*Task to carry out:* Lines in the entries below where the word "facebook" shows up should each be copied.

*Supplied records:*
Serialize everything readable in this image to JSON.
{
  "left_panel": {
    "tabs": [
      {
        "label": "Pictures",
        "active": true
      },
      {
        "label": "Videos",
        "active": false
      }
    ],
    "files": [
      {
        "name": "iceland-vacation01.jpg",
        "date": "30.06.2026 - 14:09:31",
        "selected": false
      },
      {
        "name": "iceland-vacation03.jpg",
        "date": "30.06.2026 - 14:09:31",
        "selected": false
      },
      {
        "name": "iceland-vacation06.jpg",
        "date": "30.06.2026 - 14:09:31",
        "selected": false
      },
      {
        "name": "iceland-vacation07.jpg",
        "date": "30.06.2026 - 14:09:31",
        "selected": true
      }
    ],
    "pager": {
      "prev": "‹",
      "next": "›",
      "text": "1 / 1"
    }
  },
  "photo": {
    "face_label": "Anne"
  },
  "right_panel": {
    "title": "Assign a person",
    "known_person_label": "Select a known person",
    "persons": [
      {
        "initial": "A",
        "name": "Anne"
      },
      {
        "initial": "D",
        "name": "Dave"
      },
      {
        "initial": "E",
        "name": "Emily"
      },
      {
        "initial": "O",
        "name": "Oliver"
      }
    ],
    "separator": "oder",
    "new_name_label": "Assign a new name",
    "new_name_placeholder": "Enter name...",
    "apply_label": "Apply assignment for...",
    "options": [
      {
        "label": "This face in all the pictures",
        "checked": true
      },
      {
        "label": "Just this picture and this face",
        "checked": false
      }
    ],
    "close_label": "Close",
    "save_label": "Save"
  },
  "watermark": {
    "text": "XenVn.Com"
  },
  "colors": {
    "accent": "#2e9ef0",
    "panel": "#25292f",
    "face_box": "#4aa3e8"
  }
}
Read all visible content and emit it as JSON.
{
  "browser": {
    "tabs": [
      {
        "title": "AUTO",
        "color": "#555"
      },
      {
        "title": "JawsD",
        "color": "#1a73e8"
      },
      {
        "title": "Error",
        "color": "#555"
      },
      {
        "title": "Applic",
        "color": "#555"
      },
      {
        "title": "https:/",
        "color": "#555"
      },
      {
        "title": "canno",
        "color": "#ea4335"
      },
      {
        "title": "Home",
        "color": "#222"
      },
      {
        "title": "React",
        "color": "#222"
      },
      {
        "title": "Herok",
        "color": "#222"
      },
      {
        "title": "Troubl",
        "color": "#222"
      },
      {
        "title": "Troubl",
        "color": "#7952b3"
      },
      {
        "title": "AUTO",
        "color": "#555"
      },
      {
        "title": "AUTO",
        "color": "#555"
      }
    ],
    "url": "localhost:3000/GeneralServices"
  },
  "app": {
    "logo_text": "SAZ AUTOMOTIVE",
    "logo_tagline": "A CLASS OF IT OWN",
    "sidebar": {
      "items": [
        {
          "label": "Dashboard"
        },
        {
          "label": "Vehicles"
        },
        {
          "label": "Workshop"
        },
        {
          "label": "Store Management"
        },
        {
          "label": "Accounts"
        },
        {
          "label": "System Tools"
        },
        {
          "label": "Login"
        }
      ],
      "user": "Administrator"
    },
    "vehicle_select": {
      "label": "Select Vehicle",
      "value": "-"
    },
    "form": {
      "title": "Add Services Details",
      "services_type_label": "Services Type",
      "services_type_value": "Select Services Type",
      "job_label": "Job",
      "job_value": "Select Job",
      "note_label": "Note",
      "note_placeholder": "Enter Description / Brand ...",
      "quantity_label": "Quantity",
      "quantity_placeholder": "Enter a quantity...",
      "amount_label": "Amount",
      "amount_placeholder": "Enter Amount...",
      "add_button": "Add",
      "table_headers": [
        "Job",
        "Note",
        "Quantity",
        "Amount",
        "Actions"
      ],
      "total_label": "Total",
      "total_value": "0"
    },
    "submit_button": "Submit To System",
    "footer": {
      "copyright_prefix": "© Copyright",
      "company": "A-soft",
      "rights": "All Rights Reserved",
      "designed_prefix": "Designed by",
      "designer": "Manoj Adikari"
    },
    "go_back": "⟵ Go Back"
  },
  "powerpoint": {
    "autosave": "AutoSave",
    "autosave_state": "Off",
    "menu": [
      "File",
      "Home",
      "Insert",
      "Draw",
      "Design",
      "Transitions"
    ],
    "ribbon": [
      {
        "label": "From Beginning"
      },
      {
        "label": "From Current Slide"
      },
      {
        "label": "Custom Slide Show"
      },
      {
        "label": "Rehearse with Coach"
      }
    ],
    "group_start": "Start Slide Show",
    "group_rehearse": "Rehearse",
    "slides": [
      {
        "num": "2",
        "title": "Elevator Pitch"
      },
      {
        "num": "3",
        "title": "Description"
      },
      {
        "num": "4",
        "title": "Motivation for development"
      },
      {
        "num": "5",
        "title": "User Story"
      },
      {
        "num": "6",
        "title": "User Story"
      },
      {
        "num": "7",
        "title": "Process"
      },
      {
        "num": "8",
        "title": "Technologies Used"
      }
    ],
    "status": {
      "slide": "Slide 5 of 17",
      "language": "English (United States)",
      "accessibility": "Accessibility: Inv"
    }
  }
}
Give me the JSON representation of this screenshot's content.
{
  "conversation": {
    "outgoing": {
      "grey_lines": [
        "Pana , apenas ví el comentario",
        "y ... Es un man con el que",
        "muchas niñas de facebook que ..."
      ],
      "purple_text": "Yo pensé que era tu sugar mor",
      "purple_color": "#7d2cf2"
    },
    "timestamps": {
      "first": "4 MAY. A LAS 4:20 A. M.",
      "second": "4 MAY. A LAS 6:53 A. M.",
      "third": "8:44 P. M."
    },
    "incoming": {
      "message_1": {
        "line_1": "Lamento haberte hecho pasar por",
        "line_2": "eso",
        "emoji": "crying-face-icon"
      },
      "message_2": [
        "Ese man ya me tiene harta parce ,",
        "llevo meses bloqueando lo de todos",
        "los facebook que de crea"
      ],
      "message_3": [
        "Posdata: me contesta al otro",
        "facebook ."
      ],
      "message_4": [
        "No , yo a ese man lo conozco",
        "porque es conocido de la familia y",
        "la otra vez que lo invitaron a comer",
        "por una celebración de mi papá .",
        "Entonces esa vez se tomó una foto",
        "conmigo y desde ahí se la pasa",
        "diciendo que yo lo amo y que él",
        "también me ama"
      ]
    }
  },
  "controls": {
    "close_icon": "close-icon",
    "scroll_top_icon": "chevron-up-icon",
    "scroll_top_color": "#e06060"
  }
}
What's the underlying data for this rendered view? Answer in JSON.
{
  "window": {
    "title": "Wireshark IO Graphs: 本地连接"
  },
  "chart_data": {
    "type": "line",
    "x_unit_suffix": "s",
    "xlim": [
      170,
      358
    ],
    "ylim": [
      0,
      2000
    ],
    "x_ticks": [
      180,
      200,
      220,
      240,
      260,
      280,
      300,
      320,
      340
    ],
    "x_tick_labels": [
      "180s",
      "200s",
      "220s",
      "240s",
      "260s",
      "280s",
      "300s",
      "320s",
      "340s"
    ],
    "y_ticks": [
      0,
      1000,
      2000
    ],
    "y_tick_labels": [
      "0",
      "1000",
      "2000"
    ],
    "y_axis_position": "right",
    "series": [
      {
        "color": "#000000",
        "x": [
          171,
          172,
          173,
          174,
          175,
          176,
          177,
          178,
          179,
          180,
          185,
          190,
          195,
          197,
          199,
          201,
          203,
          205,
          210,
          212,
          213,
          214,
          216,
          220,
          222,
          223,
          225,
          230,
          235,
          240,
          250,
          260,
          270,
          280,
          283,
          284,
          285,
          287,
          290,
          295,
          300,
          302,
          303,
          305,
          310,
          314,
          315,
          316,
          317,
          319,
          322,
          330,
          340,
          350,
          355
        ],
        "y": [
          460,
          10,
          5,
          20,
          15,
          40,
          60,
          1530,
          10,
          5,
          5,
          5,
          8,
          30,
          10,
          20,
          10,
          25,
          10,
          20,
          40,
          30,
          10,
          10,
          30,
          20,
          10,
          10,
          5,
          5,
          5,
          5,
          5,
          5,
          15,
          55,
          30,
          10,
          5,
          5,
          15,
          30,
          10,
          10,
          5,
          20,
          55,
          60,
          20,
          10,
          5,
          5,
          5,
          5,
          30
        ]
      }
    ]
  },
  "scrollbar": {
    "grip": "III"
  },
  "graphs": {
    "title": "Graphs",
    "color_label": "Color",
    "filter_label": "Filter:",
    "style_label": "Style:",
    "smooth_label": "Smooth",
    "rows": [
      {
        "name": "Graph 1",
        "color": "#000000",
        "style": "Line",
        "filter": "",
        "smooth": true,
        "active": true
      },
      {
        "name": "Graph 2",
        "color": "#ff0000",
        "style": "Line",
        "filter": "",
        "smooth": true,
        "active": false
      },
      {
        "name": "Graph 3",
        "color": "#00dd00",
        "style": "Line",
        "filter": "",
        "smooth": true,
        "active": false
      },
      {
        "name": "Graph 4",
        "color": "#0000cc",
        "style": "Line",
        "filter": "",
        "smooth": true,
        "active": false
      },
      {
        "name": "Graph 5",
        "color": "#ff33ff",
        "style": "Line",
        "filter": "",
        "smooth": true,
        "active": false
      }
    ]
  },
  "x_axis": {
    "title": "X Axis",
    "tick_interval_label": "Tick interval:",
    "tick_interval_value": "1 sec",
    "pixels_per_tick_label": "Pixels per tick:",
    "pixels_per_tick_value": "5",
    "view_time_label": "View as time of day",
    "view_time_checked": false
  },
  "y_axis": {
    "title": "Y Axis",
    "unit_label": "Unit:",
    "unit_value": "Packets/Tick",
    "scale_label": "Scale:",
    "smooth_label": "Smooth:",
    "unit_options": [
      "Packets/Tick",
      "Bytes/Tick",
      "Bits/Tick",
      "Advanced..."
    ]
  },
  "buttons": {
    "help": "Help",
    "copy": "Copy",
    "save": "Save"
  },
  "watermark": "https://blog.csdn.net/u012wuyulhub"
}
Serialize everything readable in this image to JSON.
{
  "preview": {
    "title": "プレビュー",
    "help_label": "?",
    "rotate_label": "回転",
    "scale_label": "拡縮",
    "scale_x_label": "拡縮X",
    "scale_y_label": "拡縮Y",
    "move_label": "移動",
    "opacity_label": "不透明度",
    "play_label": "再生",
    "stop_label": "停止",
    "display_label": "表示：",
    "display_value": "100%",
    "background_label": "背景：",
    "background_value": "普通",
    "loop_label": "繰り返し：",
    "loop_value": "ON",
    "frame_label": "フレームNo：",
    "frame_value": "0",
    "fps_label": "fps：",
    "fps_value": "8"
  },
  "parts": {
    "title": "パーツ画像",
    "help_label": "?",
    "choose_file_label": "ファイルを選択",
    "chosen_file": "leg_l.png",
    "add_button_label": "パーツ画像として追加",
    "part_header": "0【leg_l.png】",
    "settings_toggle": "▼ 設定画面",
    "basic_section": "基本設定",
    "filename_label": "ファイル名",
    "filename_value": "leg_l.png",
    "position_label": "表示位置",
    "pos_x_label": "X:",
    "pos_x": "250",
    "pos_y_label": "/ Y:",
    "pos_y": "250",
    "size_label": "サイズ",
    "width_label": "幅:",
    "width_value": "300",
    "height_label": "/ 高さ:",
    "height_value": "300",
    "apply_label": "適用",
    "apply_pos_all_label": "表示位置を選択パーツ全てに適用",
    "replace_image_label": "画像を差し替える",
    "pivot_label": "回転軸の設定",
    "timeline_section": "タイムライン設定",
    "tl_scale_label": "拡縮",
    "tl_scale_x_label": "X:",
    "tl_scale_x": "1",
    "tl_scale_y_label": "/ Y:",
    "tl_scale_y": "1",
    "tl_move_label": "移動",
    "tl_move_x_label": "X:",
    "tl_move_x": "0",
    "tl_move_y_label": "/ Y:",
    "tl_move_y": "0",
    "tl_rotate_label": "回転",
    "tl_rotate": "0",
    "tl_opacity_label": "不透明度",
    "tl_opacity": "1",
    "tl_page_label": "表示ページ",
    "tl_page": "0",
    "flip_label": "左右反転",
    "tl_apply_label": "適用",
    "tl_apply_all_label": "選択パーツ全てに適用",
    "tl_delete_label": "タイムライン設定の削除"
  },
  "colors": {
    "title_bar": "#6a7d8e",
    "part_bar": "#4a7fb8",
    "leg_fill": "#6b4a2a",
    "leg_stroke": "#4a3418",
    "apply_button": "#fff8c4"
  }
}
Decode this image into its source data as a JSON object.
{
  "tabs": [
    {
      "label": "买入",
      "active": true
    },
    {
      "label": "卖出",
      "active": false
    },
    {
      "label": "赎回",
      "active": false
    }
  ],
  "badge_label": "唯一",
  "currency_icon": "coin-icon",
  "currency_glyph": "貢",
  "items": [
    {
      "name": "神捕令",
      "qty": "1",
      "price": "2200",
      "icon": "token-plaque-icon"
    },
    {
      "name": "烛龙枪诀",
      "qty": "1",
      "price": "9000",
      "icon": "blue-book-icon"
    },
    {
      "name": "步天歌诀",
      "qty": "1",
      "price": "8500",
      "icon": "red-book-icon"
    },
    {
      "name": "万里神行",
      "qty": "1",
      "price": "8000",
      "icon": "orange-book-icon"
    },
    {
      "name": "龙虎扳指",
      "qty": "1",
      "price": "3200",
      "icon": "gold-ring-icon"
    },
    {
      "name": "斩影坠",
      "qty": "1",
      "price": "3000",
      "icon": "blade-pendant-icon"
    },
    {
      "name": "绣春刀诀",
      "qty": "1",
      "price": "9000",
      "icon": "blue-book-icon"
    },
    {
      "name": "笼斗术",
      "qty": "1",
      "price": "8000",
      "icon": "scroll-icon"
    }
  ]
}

*Written answer:*
        "muchas niñas de facebook que ..."
        "los facebook que de crea"
        "facebook ."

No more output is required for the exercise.